**WORK REQUIRED:** Each entry below is to be duplicated precisely.

*** Opening MATERIAL SUPPLIED ***

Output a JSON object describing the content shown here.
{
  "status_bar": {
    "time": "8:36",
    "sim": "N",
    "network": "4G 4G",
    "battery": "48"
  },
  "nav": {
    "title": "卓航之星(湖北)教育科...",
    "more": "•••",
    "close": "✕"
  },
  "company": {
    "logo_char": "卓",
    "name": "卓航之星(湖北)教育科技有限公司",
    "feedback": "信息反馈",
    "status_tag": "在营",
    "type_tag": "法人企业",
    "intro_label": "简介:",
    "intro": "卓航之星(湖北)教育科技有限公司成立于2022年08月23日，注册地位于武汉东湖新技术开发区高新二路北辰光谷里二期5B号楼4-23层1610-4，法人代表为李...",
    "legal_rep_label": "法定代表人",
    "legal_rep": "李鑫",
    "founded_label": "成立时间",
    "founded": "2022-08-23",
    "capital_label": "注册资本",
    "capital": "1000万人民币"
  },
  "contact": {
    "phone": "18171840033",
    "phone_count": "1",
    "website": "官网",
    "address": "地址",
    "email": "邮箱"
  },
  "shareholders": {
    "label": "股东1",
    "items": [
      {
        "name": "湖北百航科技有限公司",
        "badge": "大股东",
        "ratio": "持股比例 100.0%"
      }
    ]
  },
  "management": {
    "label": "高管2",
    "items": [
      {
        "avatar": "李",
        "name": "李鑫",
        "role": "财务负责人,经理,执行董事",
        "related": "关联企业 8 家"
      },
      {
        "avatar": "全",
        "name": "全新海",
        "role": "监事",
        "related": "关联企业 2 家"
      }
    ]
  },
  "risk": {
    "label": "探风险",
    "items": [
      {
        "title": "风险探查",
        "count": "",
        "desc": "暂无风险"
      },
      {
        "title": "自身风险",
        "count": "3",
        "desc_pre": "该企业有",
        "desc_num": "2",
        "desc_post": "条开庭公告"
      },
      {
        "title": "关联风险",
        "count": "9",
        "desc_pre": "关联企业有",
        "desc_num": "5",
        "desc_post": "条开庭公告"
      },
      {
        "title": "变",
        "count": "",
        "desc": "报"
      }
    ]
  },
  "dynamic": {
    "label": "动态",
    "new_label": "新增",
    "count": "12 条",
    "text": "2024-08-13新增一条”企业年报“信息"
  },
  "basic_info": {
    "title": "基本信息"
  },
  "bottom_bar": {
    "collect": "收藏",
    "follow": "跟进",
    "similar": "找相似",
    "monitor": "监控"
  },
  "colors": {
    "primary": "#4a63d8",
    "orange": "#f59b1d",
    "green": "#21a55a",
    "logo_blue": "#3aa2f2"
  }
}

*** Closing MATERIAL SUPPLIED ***

**TASK ANSWER:**
Output a JSON object describing the content shown here.
{
  "status_bar": {
    "time": "8:36",
    "sim": "N",
    "network": "4G 4G",
    "battery": "48"
  },
  "nav": {
    "title": "卓航之星(湖北)教育科...",
    "more": "•••",
    "close": "✕"
  },
  "company": {
    "logo_char": "卓",
    "name": "卓航之星(湖北)教育科技有限公司",
    "feedback": "信息反馈",
    "status_tag": "在营",
    "type_tag": "法人企业",
    "intro_label": "简介:",
    "intro": "卓航之星(湖北)教育科技有限公司成立于2022年08月23日，注册地位于武汉东湖新技术开发区高新二路北辰光谷里二期5B号楼4-23层1610-4，法人代表为李...",
    "legal_rep_label": "法定代表人",
    "legal_rep": "李鑫",
    "founded_label": "成立时间",
    "founded": "2022-08-23",
    "capital_label": "注册资本",
    "capital": "1000万人民币"
  },
  "contact": {
    "phone": "18171840033",
    "phone_count": "1",
    "website": "官网",
    "address": "地址",
    "email": "邮箱"
  },
  "shareholders": {
    "label": "股东1",
    "items": [
      {
        "name": "湖北百航科技有限公司",
        "badge": "大股东",
        "ratio": "持股比例 100.0%"
      }
    ]
  },
  "management": {
    "label": "高管2",
    "items": [
      {
        "avatar": "李",
        "name": "李鑫",
        "role": "财务负责人,经理,执行董事",
        "related": "关联企业 8 家"
      },
      {
        "avatar": "全",
        "name": "全新海",
        "role": "监事",
        "related": "关联企业 2 家"
      }
    ]
  },
  "risk": {
    "label": "探风险",
    "items": [
      {
        "title": "风险探查",
        "count": "",
        "desc": "暂无风险"
      },
      {
        "title": "自身风险",
        "count": "3",
        "desc_pre": "该企业有",
        "desc_num": "2",
        "desc_post": "条开庭公告"
      },
      {
        "title": "关联风险",
        "count": "9",
        "desc_pre": "关联企业有",
        "desc_num": "5",
        "desc_post": "条开庭公告"
      },
      {
        "title": "变",
        "count": "",
        "desc": "报"
      }
    ]
  },
  "dynamic": {
    "label": "动态",
    "new_label": "新增",
    "count": "12 条",
    "text": "2024-08-13新增一条”企业年报“信息"
  },
  "basic_info": {
    "title": "基本信息"
  },
  "bottom_bar": {
    "collect": "收藏",
    "follow": "跟进",
    "similar": "找相似",
    "monitor": "监控"
  },
  "colors": {
    "primary": "#4a63d8",
    "orange": "#f59b1d",
    "green": "#21a55a",
    "logo_blue": "#3aa2f2"
  }
}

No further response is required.